> [PROMPT]:
In the listing below, locate the lines that hold the string "燃气工程". Copy those lines.
----------------
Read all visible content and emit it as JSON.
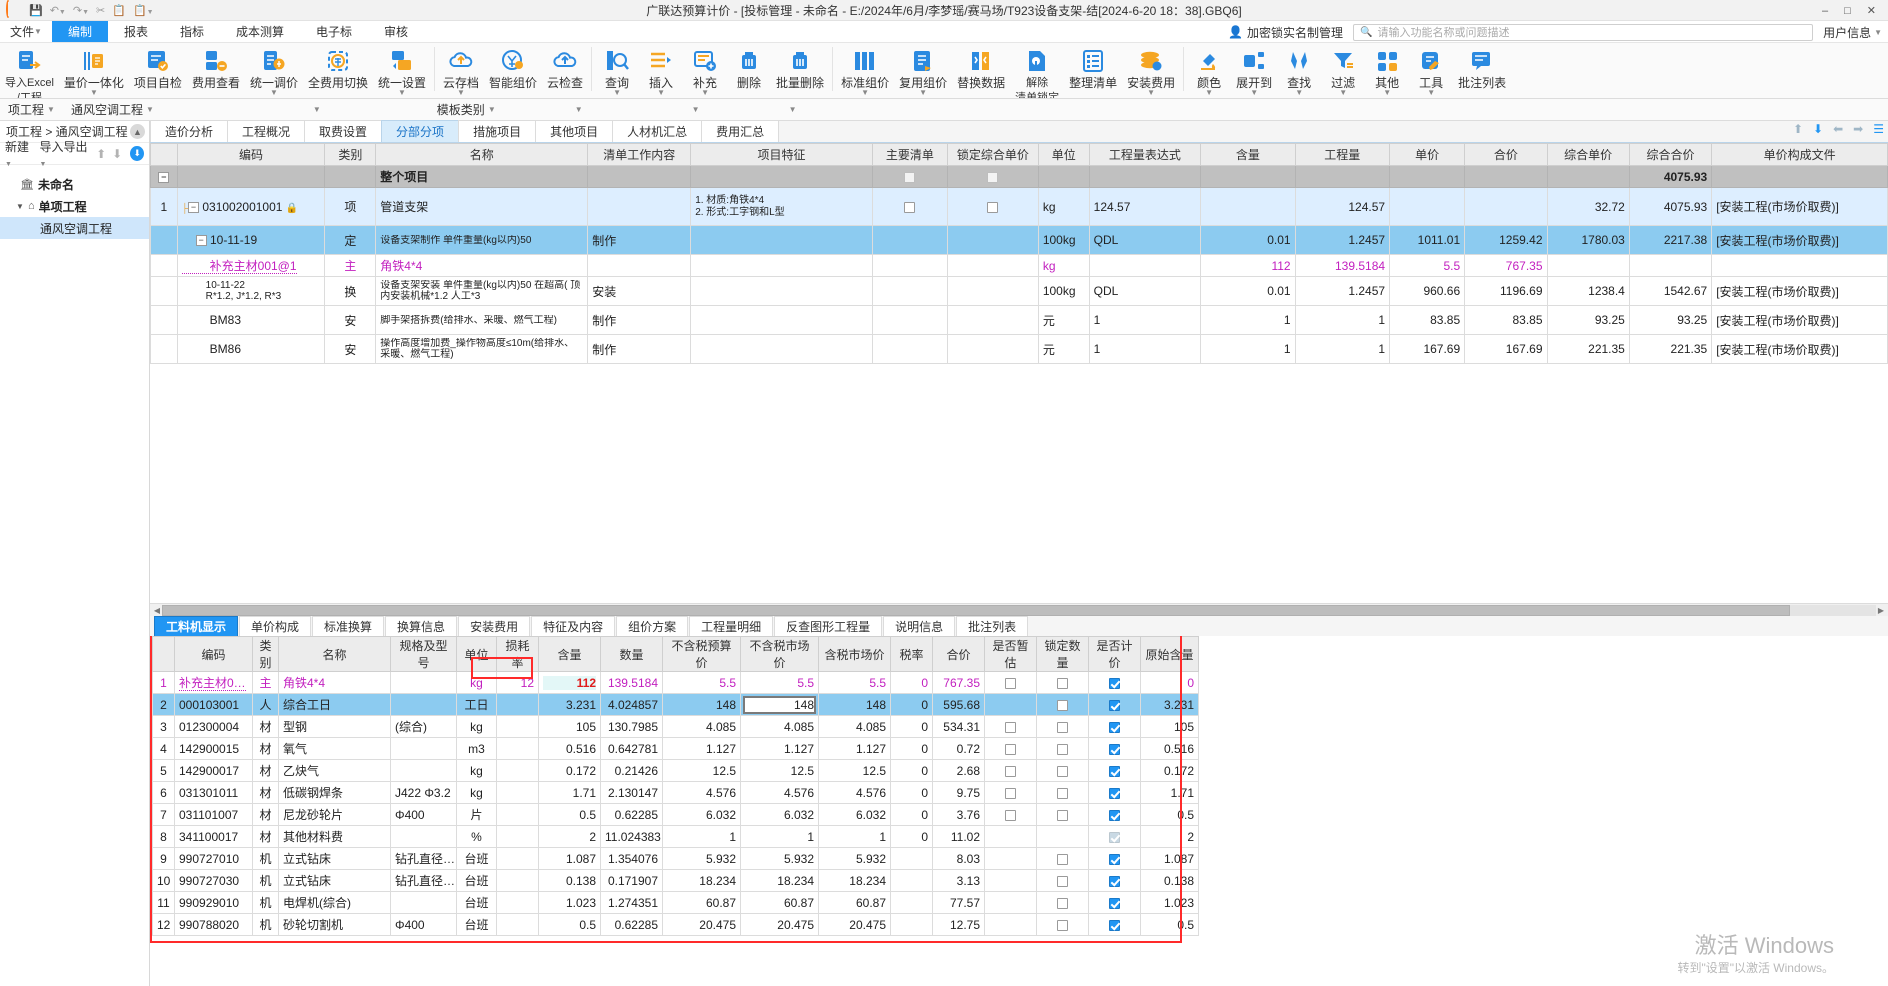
{
  "titlebar": {
    "app_title": "广联达预算计价 - [投标管理 - 未命名 - E:/2024年/6月/李梦瑶/赛马场/T923设备支架-结[2024-6-20 18：38].GBQ6]",
    "quick_access": [
      "save-icon",
      "undo-icon",
      "redo-icon",
      "cut-icon",
      "copy-icon",
      "paste-icon"
    ],
    "window_buttons": [
      "minimize",
      "maximize",
      "close"
    ]
  },
  "menubar": {
    "file_label": "文件",
    "items": [
      "编制",
      "报表",
      "指标",
      "成本测算",
      "电子标",
      "审核"
    ],
    "active": "编制",
    "lock_manager": "加密锁实名制管理",
    "search_placeholder": "请输入功能名称或问题描述",
    "user_label": "用户信息"
  },
  "ribbon": {
    "buttons": [
      {
        "label": "导入Excel",
        "icon": "import-excel-icon",
        "sub": "/工程",
        "caret": false
      },
      {
        "label": "量价一体化",
        "icon": "quantity-price-icon",
        "caret": true
      },
      {
        "label": "项目自检",
        "icon": "project-check-icon",
        "caret": false
      },
      {
        "label": "费用查看",
        "icon": "fee-view-icon",
        "caret": false
      },
      {
        "label": "统一调价",
        "icon": "unified-price-icon",
        "caret": true
      },
      {
        "label": "全费用切换",
        "icon": "full-fee-switch-icon",
        "caret": false
      },
      {
        "label": "统一设置",
        "icon": "unified-settings-icon",
        "caret": true
      },
      {
        "label": "云存档",
        "icon": "cloud-archive-icon",
        "caret": true
      },
      {
        "label": "智能组价",
        "icon": "smart-pricing-icon",
        "caret": false
      },
      {
        "label": "云检查",
        "icon": "cloud-check-icon",
        "caret": false
      },
      {
        "label": "查询",
        "icon": "query-icon",
        "caret": true
      },
      {
        "label": "插入",
        "icon": "insert-icon",
        "caret": true
      },
      {
        "label": "补充",
        "icon": "supplement-icon",
        "caret": true
      },
      {
        "label": "删除",
        "icon": "delete-icon",
        "caret": false
      },
      {
        "label": "批量删除",
        "icon": "batch-delete-icon",
        "caret": false
      },
      {
        "label": "标准组价",
        "icon": "standard-pricing-icon",
        "caret": true
      },
      {
        "label": "复用组价",
        "icon": "reuse-pricing-icon",
        "caret": true
      },
      {
        "label": "替换数据",
        "icon": "replace-data-icon",
        "caret": false
      },
      {
        "label": "解除",
        "icon": "unlock-icon",
        "sub": "清单锁定",
        "caret": false
      },
      {
        "label": "整理清单",
        "icon": "organize-list-icon",
        "caret": false
      },
      {
        "label": "安装费用",
        "icon": "install-fee-icon",
        "caret": true
      },
      {
        "label": "颜色",
        "icon": "color-icon",
        "caret": true
      },
      {
        "label": "展开到",
        "icon": "expand-to-icon",
        "caret": true
      },
      {
        "label": "查找",
        "icon": "find-icon",
        "caret": true
      },
      {
        "label": "过滤",
        "icon": "filter-icon",
        "caret": true
      },
      {
        "label": "其他",
        "icon": "other-icon",
        "caret": true
      },
      {
        "label": "工具",
        "icon": "tools-icon",
        "caret": true
      },
      {
        "label": "批注列表",
        "icon": "annotation-list-icon",
        "caret": false
      }
    ]
  },
  "secondbar": {
    "cells": [
      "项工程",
      "通风空调工程",
      "",
      "模板类别",
      "",
      "",
      ""
    ]
  },
  "sidebar": {
    "breadcrumb": "项工程 > 通风空调工程",
    "collapse_icon": "chevron-up-icon",
    "tools": {
      "new": "新建",
      "import_export": "导入导出",
      "up": "up-arrow-icon",
      "down": "down-arrow-icon",
      "download": "download-icon"
    },
    "tree": [
      {
        "label": "未命名",
        "level": 1,
        "icon": "project-icon",
        "selected": false
      },
      {
        "label": "单项工程",
        "level": 2,
        "icon": "building-icon",
        "selected": false
      },
      {
        "label": "通风空调工程",
        "level": 3,
        "icon": "",
        "selected": true
      }
    ]
  },
  "main_tabs": {
    "items": [
      "造价分析",
      "工程概况",
      "取费设置",
      "分部分项",
      "措施项目",
      "其他项目",
      "人材机汇总",
      "费用汇总"
    ],
    "active": "分部分项",
    "nav_icons": [
      "up-arrow-icon",
      "down-arrow-icon",
      "left-arrow-icon",
      "right-arrow-icon",
      "column-settings-icon"
    ]
  },
  "top_grid": {
    "columns": [
      "",
      "编码",
      "类别",
      "名称",
      "清单工作内容",
      "项目特征",
      "主要清单",
      "锁定综合单价",
      "单位",
      "工程量表达式",
      "含量",
      "工程量",
      "单价",
      "合价",
      "综合单价",
      "综合合价",
      "单价构成文件"
    ],
    "total_row": {
      "name": "整个项目",
      "composite_total": "4075.93"
    },
    "rows": [
      {
        "idx": "1",
        "code": "031002001001",
        "locked": true,
        "category": "项",
        "name": "管道支架",
        "work_content": "",
        "features": "1. 材质:角铁4*4\n2. 形式:工字钢和L型",
        "main_list": "checkbox",
        "lock_price": "checkbox",
        "unit": "kg",
        "expr": "124.57",
        "content": "",
        "quantity": "124.57",
        "price": "",
        "total": "",
        "composite_price": "32.72",
        "composite_total": "4075.93",
        "price_file": "[安装工程(市场价取费)]",
        "style": "lvl1"
      },
      {
        "idx": "",
        "code": "10-11-19",
        "locked": false,
        "category": "定",
        "name": "设备支架制作 单件重量(kg以内)50",
        "work_content": "制作",
        "features": "",
        "main_list": "",
        "lock_price": "",
        "unit": "100kg",
        "expr": "QDL",
        "content": "0.01",
        "quantity": "1.2457",
        "price": "1011.01",
        "total": "1259.42",
        "composite_price": "1780.03",
        "composite_total": "2217.38",
        "price_file": "[安装工程(市场价取费)]",
        "style": "sel-row"
      },
      {
        "idx": "",
        "code": "补充主材001@1",
        "locked": false,
        "category": "主",
        "name": "角铁4*4",
        "work_content": "",
        "features": "",
        "main_list": "",
        "lock_price": "",
        "unit": "kg",
        "expr": "",
        "content": "112",
        "quantity": "139.5184",
        "price": "5.5",
        "total": "767.35",
        "composite_price": "",
        "composite_total": "",
        "price_file": "",
        "style": "mag-row"
      },
      {
        "idx": "",
        "code": "10-11-22\nR*1.2, J*1.2, R*3",
        "locked": false,
        "category": "换",
        "name": "设备支架安装 单件重量(kg以内)50  在超高( 顶内安装机械*1.2 人工*3",
        "work_content": "安装",
        "features": "",
        "main_list": "",
        "lock_price": "",
        "unit": "100kg",
        "expr": "QDL",
        "content": "0.01",
        "quantity": "1.2457",
        "price": "960.66",
        "total": "1196.69",
        "composite_price": "1238.4",
        "composite_total": "1542.67",
        "price_file": "[安装工程(市场价取费)]",
        "style": "white-row"
      },
      {
        "idx": "",
        "code": "BM83",
        "locked": false,
        "category": "安",
        "name": "脚手架搭拆费(给排水、采暖、燃气工程)",
        "work_content": "制作",
        "features": "",
        "main_list": "",
        "lock_price": "",
        "unit": "元",
        "expr": "1",
        "content": "1",
        "quantity": "1",
        "price": "83.85",
        "total": "83.85",
        "composite_price": "93.25",
        "composite_total": "93.25",
        "price_file": "[安装工程(市场价取费)]",
        "style": "white-row"
      },
      {
        "idx": "",
        "code": "BM86",
        "locked": false,
        "category": "安",
        "name": "操作高度增加费_操作物高度≤10m(给排水、采暖、燃气工程)",
        "work_content": "制作",
        "features": "",
        "main_list": "",
        "lock_price": "",
        "unit": "元",
        "expr": "1",
        "content": "1",
        "quantity": "1",
        "price": "167.69",
        "total": "167.69",
        "composite_price": "221.35",
        "composite_total": "221.35",
        "price_file": "[安装工程(市场价取费)]",
        "style": "white-row"
      }
    ]
  },
  "bottom_tabs": {
    "items": [
      "工料机显示",
      "单价构成",
      "标准换算",
      "换算信息",
      "安装费用",
      "特征及内容",
      "组价方案",
      "工程量明细",
      "反查图形工程量",
      "说明信息",
      "批注列表"
    ],
    "active": "工料机显示"
  },
  "bottom_grid": {
    "columns": [
      "",
      "编码",
      "类别",
      "名称",
      "规格及型号",
      "单位",
      "损耗率",
      "含量",
      "数量",
      "不含税预算价",
      "不含税市场价",
      "含税市场价",
      "税率",
      "合价",
      "是否暂估",
      "锁定数量",
      "是否计价",
      "原始含量"
    ],
    "highlight_column": "不含税市场价",
    "rows": [
      {
        "idx": "1",
        "code": "补充主材0…",
        "category": "主",
        "name": "角铁4*4",
        "spec": "",
        "unit": "kg",
        "loss": "12",
        "content": "112",
        "qty": "139.5184",
        "budget": "5.5",
        "market": "5.5",
        "tax_market": "5.5",
        "tax_rate": "0",
        "total": "767.35",
        "provisional": "checkbox",
        "lock_qty": "checkbox",
        "priced": "checked",
        "orig": "0",
        "style": "magenta"
      },
      {
        "idx": "2",
        "code": "000103001",
        "category": "人",
        "name": "综合工日",
        "spec": "",
        "unit": "工日",
        "loss": "",
        "content": "3.231",
        "qty": "4.024857",
        "budget": "148",
        "market": "148",
        "tax_market": "148",
        "tax_rate": "0",
        "total": "595.68",
        "provisional": "",
        "lock_qty": "checkbox",
        "priced": "checked",
        "orig": "3.231",
        "style": "selected"
      },
      {
        "idx": "3",
        "code": "012300004",
        "category": "材",
        "name": "型钢",
        "spec": "(综合)",
        "unit": "kg",
        "loss": "",
        "content": "105",
        "qty": "130.7985",
        "budget": "4.085",
        "market": "4.085",
        "tax_market": "4.085",
        "tax_rate": "0",
        "total": "534.31",
        "provisional": "checkbox",
        "lock_qty": "checkbox",
        "priced": "checked",
        "orig": "105",
        "style": ""
      },
      {
        "idx": "4",
        "code": "142900015",
        "category": "材",
        "name": "氧气",
        "spec": "",
        "unit": "m3",
        "loss": "",
        "content": "0.516",
        "qty": "0.642781",
        "budget": "1.127",
        "market": "1.127",
        "tax_market": "1.127",
        "tax_rate": "0",
        "total": "0.72",
        "provisional": "checkbox",
        "lock_qty": "checkbox",
        "priced": "checked",
        "orig": "0.516",
        "style": ""
      },
      {
        "idx": "5",
        "code": "142900017",
        "category": "材",
        "name": "乙炔气",
        "spec": "",
        "unit": "kg",
        "loss": "",
        "content": "0.172",
        "qty": "0.21426",
        "budget": "12.5",
        "market": "12.5",
        "tax_market": "12.5",
        "tax_rate": "0",
        "total": "2.68",
        "provisional": "checkbox",
        "lock_qty": "checkbox",
        "priced": "checked",
        "orig": "0.172",
        "style": ""
      },
      {
        "idx": "6",
        "code": "031301011",
        "category": "材",
        "name": "低碳钢焊条",
        "spec": "J422 Φ3.2",
        "unit": "kg",
        "loss": "",
        "content": "1.71",
        "qty": "2.130147",
        "budget": "4.576",
        "market": "4.576",
        "tax_market": "4.576",
        "tax_rate": "0",
        "total": "9.75",
        "provisional": "checkbox",
        "lock_qty": "checkbox",
        "priced": "checked",
        "orig": "1.71",
        "style": ""
      },
      {
        "idx": "7",
        "code": "031101007",
        "category": "材",
        "name": "尼龙砂轮片",
        "spec": "Φ400",
        "unit": "片",
        "loss": "",
        "content": "0.5",
        "qty": "0.62285",
        "budget": "6.032",
        "market": "6.032",
        "tax_market": "6.032",
        "tax_rate": "0",
        "total": "3.76",
        "provisional": "checkbox",
        "lock_qty": "checkbox",
        "priced": "checked",
        "orig": "0.5",
        "style": ""
      },
      {
        "idx": "8",
        "code": "341100017",
        "category": "材",
        "name": "其他材料费",
        "spec": "",
        "unit": "%",
        "loss": "",
        "content": "2",
        "qty": "11.024383",
        "budget": "1",
        "market": "1",
        "tax_market": "1",
        "tax_rate": "0",
        "total": "11.02",
        "provisional": "",
        "lock_qty": "",
        "priced": "checked-disabled",
        "orig": "2",
        "style": ""
      },
      {
        "idx": "9",
        "code": "990727010",
        "category": "机",
        "name": "立式钻床",
        "spec": "钻孔直径…",
        "unit": "台班",
        "loss": "",
        "content": "1.087",
        "qty": "1.354076",
        "budget": "5.932",
        "market": "5.932",
        "tax_market": "5.932",
        "tax_rate": "",
        "total": "8.03",
        "provisional": "",
        "lock_qty": "checkbox",
        "priced": "checked",
        "orig": "1.087",
        "style": ""
      },
      {
        "idx": "10",
        "code": "990727030",
        "category": "机",
        "name": "立式钻床",
        "spec": "钻孔直径…",
        "unit": "台班",
        "loss": "",
        "content": "0.138",
        "qty": "0.171907",
        "budget": "18.234",
        "market": "18.234",
        "tax_market": "18.234",
        "tax_rate": "",
        "total": "3.13",
        "provisional": "",
        "lock_qty": "checkbox",
        "priced": "checked",
        "orig": "0.138",
        "style": ""
      },
      {
        "idx": "11",
        "code": "990929010",
        "category": "机",
        "name": "电焊机(综合)",
        "spec": "",
        "unit": "台班",
        "loss": "",
        "content": "1.023",
        "qty": "1.274351",
        "budget": "60.87",
        "market": "60.87",
        "tax_market": "60.87",
        "tax_rate": "",
        "total": "77.57",
        "provisional": "",
        "lock_qty": "checkbox",
        "priced": "checked",
        "orig": "1.023",
        "style": ""
      },
      {
        "idx": "12",
        "code": "990788020",
        "category": "机",
        "name": "砂轮切割机",
        "spec": "Φ400",
        "unit": "台班",
        "loss": "",
        "content": "0.5",
        "qty": "0.62285",
        "budget": "20.475",
        "market": "20.475",
        "tax_market": "20.475",
        "tax_rate": "",
        "total": "12.75",
        "provisional": "",
        "lock_qty": "checkbox",
        "priced": "checked",
        "orig": "0.5",
        "style": ""
      }
    ]
  },
  "watermark": {
    "line1": "激活 Windows",
    "line2": "转到\"设置\"以激活 Windows。"
  },
  "colors": {
    "accent": "#2196f3",
    "highlight": "#fde2c4",
    "magenta": "#c21fbf",
    "red_box": "#ff2a2a",
    "selected_row": "#8ccbf0"
  }
}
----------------
> [TASK RESULT]:
        "name": "脚手架搭拆费(给排水、采暖、燃气工程)",
        "name": "操作高度增加费_操作物高度≤10m(给排水、采暖、燃气工程)",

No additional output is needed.